--- START ---

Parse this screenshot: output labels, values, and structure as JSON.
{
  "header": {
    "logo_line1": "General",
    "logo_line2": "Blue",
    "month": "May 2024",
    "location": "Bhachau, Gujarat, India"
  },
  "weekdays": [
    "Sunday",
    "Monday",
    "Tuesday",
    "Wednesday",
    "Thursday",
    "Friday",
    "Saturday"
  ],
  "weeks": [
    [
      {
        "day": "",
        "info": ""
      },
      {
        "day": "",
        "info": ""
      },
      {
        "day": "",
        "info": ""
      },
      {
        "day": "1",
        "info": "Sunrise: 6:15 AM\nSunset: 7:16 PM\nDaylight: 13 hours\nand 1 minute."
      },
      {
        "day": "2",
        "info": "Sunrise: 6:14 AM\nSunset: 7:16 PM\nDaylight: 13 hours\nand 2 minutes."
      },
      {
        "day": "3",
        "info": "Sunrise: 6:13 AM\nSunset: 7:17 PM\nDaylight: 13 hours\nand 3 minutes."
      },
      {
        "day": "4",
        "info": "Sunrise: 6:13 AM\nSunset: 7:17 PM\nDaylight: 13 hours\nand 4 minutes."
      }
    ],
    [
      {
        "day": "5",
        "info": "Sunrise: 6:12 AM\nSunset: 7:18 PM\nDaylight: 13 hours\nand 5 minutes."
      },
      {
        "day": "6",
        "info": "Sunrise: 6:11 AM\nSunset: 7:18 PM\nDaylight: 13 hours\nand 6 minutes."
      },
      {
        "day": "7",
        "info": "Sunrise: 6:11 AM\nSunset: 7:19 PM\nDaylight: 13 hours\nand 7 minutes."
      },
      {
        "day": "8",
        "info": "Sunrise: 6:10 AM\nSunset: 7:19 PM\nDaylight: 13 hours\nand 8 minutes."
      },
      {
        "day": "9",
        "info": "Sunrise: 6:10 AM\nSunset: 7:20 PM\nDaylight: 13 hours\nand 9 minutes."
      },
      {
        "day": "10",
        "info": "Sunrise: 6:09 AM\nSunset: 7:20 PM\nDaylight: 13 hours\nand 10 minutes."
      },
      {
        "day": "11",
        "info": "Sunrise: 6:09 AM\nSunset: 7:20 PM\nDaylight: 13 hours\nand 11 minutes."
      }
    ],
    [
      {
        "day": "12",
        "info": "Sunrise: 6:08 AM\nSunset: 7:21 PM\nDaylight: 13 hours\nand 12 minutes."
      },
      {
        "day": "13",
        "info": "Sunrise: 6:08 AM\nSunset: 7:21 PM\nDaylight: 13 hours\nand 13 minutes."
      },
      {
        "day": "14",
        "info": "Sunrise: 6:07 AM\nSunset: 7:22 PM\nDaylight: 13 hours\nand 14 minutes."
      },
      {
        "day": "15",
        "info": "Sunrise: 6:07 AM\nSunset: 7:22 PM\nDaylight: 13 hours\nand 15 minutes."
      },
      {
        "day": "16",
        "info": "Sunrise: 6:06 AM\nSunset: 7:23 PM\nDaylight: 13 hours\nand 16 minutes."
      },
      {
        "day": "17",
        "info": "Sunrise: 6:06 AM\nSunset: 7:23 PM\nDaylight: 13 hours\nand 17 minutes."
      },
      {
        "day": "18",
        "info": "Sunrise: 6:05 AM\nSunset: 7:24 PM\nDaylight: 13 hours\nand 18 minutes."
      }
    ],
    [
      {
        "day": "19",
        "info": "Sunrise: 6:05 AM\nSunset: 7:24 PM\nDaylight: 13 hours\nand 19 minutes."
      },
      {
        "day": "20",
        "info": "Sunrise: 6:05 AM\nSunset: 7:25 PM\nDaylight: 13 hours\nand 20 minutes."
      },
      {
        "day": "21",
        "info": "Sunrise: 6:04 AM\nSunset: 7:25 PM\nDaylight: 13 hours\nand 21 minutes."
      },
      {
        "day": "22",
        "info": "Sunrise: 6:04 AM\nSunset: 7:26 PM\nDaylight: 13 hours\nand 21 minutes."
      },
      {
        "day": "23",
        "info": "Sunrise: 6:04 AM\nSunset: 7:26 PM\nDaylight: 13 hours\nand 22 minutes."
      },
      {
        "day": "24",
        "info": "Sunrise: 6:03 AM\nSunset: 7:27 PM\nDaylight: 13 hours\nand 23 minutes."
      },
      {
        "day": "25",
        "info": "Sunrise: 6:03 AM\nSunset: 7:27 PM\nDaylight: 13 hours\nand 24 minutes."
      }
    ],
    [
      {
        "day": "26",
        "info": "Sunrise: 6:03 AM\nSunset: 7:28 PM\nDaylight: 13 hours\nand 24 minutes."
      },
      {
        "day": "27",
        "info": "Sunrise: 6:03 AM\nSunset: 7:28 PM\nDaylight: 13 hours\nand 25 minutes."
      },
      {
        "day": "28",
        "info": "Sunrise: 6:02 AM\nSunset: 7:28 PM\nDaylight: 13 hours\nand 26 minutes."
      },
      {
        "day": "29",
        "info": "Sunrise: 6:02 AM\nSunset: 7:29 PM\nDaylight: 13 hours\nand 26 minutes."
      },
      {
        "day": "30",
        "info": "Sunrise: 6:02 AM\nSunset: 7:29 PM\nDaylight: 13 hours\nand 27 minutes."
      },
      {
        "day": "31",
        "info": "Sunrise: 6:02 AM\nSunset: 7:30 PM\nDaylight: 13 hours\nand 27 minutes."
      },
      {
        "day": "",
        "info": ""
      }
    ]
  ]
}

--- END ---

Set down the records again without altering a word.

Parse this screenshot: output labels, values, and structure as JSON.
{
  "header": {
    "logo_line1": "General",
    "logo_line2": "Blue",
    "month": "May 2024",
    "location": "Bhachau, Gujarat, India"
  },
  "weekdays": [
    "Sunday",
    "Monday",
    "Tuesday",
    "Wednesday",
    "Thursday",
    "Friday",
    "Saturday"
  ],
  "weeks": [
    [
      {
        "day": "",
        "info": ""
      },
      {
        "day": "",
        "info": ""
      },
      {
        "day": "",
        "info": ""
      },
      {
        "day": "1",
        "info": "Sunrise: 6:15 AM\nSunset: 7:16 PM\nDaylight: 13 hours\nand 1 minute."
      },
      {
        "day": "2",
        "info": "Sunrise: 6:14 AM\nSunset: 7:16 PM\nDaylight: 13 hours\nand 2 minutes."
      },
      {
        "day": "3",
        "info": "Sunrise: 6:13 AM\nSunset: 7:17 PM\nDaylight: 13 hours\nand 3 minutes."
      },
      {
        "day": "4",
        "info": "Sunrise: 6:13 AM\nSunset: 7:17 PM\nDaylight: 13 hours\nand 4 minutes."
      }
    ],
    [
      {
        "day": "5",
        "info": "Sunrise: 6:12 AM\nSunset: 7:18 PM\nDaylight: 13 hours\nand 5 minutes."
      },
      {
        "day": "6",
        "info": "Sunrise: 6:11 AM\nSunset: 7:18 PM\nDaylight: 13 hours\nand 6 minutes."
      },
      {
        "day": "7",
        "info": "Sunrise: 6:11 AM\nSunset: 7:19 PM\nDaylight: 13 hours\nand 7 minutes."
      },
      {
        "day": "8",
        "info": "Sunrise: 6:10 AM\nSunset: 7:19 PM\nDaylight: 13 hours\nand 8 minutes."
      },
      {
        "day": "9",
        "info": "Sunrise: 6:10 AM\nSunset: 7:20 PM\nDaylight: 13 hours\nand 9 minutes."
      },
      {
        "day": "10",
        "info": "Sunrise: 6:09 AM\nSunset: 7:20 PM\nDaylight: 13 hours\nand 10 minutes."
      },
      {
        "day": "11",
        "info": "Sunrise: 6:09 AM\nSunset: 7:20 PM\nDaylight: 13 hours\nand 11 minutes."
      }
    ],
    [
      {
        "day": "12",
        "info": "Sunrise: 6:08 AM\nSunset: 7:21 PM\nDaylight: 13 hours\nand 12 minutes."
      },
      {
        "day": "13",
        "info": "Sunrise: 6:08 AM\nSunset: 7:21 PM\nDaylight: 13 hours\nand 13 minutes."
      },
      {
        "day": "14",
        "info": "Sunrise: 6:07 AM\nSunset: 7:22 PM\nDaylight: 13 hours\nand 14 minutes."
      },
      {
        "day": "15",
        "info": "Sunrise: 6:07 AM\nSunset: 7:22 PM\nDaylight: 13 hours\nand 15 minutes."
      },
      {
        "day": "16",
        "info": "Sunrise: 6:06 AM\nSunset: 7:23 PM\nDaylight: 13 hours\nand 16 minutes."
      },
      {
        "day": "17",
        "info": "Sunrise: 6:06 AM\nSunset: 7:23 PM\nDaylight: 13 hours\nand 17 minutes."
      },
      {
        "day": "18",
        "info": "Sunrise: 6:05 AM\nSunset: 7:24 PM\nDaylight: 13 hours\nand 18 minutes."
      }
    ],
    [
      {
        "day": "19",
        "info": "Sunrise: 6:05 AM\nSunset: 7:24 PM\nDaylight: 13 hours\nand 19 minutes."
      },
      {
        "day": "20",
        "info": "Sunrise: 6:05 AM\nSunset: 7:25 PM\nDaylight: 13 hours\nand 20 minutes."
      },
      {
        "day": "21",
        "info": "Sunrise: 6:04 AM\nSunset: 7:25 PM\nDaylight: 13 hours\nand 21 minutes."
      },
      {
        "day": "22",
        "info": "Sunrise: 6:04 AM\nSunset: 7:26 PM\nDaylight: 13 hours\nand 21 minutes."
      },
      {
        "day": "23",
        "info": "Sunrise: 6:04 AM\nSunset: 7:26 PM\nDaylight: 13 hours\nand 22 minutes."
      },
      {
        "day": "24",
        "info": "Sunrise: 6:03 AM\nSunset: 7:27 PM\nDaylight: 13 hours\nand 23 minutes."
      },
      {
        "day": "25",
        "info": "Sunrise: 6:03 AM\nSunset: 7:27 PM\nDaylight: 13 hours\nand 24 minutes."
      }
    ],
    [
      {
        "day": "26",
        "info": "Sunrise: 6:03 AM\nSunset: 7:28 PM\nDaylight: 13 hours\nand 24 minutes."
      },
      {
        "day": "27",
        "info": "Sunrise: 6:03 AM\nSunset: 7:28 PM\nDaylight: 13 hours\nand 25 minutes."
      },
      {
        "day": "28",
        "info": "Sunrise: 6:02 AM\nSunset: 7:28 PM\nDaylight: 13 hours\nand 26 minutes."
      },
      {
        "day": "29",
        "info": "Sunrise: 6:02 AM\nSunset: 7:29 PM\nDaylight: 13 hours\nand 26 minutes."
      },
      {
        "day": "30",
        "info": "Sunrise: 6:02 AM\nSunset: 7:29 PM\nDaylight: 13 hours\nand 27 minutes."
      },
      {
        "day": "31",
        "info": "Sunrise: 6:02 AM\nSunset: 7:30 PM\nDaylight: 13 hours\nand 27 minutes."
      },
      {
        "day": "",
        "info": ""
      }
    ]
  ]
}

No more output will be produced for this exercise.